Audio quality in comparison with the Nocobot is both better and worse. The QCY Q26 has a bit more oomph, and when Josh and I tested the microphone quality, he reported that it was a little better, but still reminiscent of AM radio. The rubber ear tip does block more ambient noise too. However, music sounded a bit muddier, and at least in my test unit, there’s a quiet background hiss. You don’t hear it when audio is playing at any significant volume, but it’s noticeable when the volume is very low or off. Plus, when I tried to use it while running with my iPhone in a waist belt, audio cut in and out enough that I stopped and swapped it for the Nocobot. It was fine when I used it to listen to music while standing at my desk, however.

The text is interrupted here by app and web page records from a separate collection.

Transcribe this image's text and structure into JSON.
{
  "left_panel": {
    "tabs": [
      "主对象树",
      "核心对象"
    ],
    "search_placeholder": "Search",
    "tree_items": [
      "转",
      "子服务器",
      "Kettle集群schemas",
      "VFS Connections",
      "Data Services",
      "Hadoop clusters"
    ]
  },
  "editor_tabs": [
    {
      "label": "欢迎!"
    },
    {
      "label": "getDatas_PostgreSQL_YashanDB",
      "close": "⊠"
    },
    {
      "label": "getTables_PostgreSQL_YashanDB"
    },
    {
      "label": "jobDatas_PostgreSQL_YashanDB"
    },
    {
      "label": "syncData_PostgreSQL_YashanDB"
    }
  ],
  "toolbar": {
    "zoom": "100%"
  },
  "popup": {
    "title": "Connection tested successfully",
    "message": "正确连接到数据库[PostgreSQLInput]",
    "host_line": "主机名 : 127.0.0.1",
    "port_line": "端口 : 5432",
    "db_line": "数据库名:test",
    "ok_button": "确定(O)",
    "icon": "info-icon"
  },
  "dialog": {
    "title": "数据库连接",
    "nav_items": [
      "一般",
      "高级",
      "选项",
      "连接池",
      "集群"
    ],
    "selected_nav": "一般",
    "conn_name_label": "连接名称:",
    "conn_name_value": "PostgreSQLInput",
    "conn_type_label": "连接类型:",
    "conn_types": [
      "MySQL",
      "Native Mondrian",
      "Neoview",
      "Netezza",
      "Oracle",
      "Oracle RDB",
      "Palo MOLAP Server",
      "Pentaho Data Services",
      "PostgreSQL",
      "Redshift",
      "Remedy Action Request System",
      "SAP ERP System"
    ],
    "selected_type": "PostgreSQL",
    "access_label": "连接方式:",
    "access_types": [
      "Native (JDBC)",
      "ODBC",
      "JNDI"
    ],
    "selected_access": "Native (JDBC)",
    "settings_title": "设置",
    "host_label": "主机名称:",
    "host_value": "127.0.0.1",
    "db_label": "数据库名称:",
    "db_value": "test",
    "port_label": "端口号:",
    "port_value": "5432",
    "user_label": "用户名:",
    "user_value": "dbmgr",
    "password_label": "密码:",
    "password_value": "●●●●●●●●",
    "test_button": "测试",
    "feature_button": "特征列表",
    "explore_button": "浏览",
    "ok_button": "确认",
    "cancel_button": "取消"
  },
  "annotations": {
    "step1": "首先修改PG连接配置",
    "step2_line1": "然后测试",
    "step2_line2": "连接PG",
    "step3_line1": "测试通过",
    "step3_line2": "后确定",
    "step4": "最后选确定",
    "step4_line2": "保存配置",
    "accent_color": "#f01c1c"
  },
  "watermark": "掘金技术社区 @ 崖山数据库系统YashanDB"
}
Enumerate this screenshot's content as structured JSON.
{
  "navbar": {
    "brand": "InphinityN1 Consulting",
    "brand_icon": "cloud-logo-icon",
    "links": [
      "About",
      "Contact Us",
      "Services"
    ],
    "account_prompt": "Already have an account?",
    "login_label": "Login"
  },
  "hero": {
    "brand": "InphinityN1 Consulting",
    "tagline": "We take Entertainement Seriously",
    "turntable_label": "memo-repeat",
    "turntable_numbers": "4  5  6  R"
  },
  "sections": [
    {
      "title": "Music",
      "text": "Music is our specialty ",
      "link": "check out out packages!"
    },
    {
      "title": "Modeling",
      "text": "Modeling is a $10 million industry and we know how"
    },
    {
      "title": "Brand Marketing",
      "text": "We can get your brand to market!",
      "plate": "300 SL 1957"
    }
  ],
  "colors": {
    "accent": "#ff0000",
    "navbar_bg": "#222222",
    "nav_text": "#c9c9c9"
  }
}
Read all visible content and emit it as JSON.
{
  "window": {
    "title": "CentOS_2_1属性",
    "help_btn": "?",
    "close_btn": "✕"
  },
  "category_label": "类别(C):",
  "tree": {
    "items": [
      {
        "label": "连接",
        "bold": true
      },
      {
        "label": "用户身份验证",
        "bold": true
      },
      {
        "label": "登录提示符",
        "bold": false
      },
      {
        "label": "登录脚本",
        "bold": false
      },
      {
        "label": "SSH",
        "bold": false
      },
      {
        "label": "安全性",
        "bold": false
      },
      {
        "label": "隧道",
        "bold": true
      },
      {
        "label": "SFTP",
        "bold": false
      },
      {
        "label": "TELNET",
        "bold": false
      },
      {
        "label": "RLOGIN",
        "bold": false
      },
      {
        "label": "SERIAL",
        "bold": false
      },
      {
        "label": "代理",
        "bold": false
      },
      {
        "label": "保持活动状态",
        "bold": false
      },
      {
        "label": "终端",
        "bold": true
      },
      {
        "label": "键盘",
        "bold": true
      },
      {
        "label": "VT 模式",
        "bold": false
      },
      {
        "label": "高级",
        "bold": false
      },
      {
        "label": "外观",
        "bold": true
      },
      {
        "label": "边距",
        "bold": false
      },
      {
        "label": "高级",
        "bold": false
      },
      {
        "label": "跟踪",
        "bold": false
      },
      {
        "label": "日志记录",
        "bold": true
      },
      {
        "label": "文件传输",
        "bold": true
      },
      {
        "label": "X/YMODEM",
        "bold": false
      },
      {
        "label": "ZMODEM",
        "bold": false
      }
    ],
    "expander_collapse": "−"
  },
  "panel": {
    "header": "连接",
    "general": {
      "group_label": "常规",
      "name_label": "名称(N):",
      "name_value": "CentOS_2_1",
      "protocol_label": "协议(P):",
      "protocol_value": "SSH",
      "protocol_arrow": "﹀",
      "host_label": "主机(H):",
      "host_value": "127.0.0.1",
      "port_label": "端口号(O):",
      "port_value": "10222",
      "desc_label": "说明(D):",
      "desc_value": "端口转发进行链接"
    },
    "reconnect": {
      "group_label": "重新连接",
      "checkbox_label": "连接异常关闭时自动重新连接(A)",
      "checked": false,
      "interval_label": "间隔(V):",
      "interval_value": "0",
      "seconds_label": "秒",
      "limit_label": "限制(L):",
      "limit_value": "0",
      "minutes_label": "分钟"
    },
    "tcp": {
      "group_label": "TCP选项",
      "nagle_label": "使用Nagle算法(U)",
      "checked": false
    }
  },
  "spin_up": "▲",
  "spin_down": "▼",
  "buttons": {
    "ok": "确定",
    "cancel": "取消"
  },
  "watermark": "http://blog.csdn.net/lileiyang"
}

Making a Choice — I won’t pretend that either of these earbuds is anywhere near as good as Apple’s AirPods. Their Bluetooth pairing can be annoying, audio quality isn’t as good, battery life is shorter, it’s more difficult to plug in their charging cables, their microphone quality is weak, and neither supports Siri or voice commands. And heck, you only get one, something that AirPods allow but don’t require.
But these earbuds are so cheap that you may not care. I wrote this while at the ASMC Summit, a conference for independent Apple resellers, and when I showed these two little earbuds to one attendee, he said that he didn’t even bring his AirPods to the conference for fear of losing them. Just as the best digital camera is the one in your pocket, the best earbud is the one you have with you.
Also, I’m talking about a category that contains much more than these two entrants. When you search for “Bluetooth earbud” on Amazon, you’ll see a variety of comparable products with slightly different industrial designs that you might find more compelling. Some are as cheap as $5, and there’s no reason I can see to spend more than $20 given how similar they look. I wouldn’t expect any of them to last for all that long, and they’d be easy to lose, but a super low price makes up for a lot of sins.
My friend Rob, who got me started with these earbuds a year ago, tells me that he has since bought eight more, four of which he’s given away to family and friends. Of those he kept, he lost two and one broke, but at $7 each, he doesn’t feel bad about it.
So hey, if you’re looking for a cheap wireless audio solution for one ear, give one of these earbuds a try. It’s not a big investment if it doesn’t work, and you might be pleasantly surprised.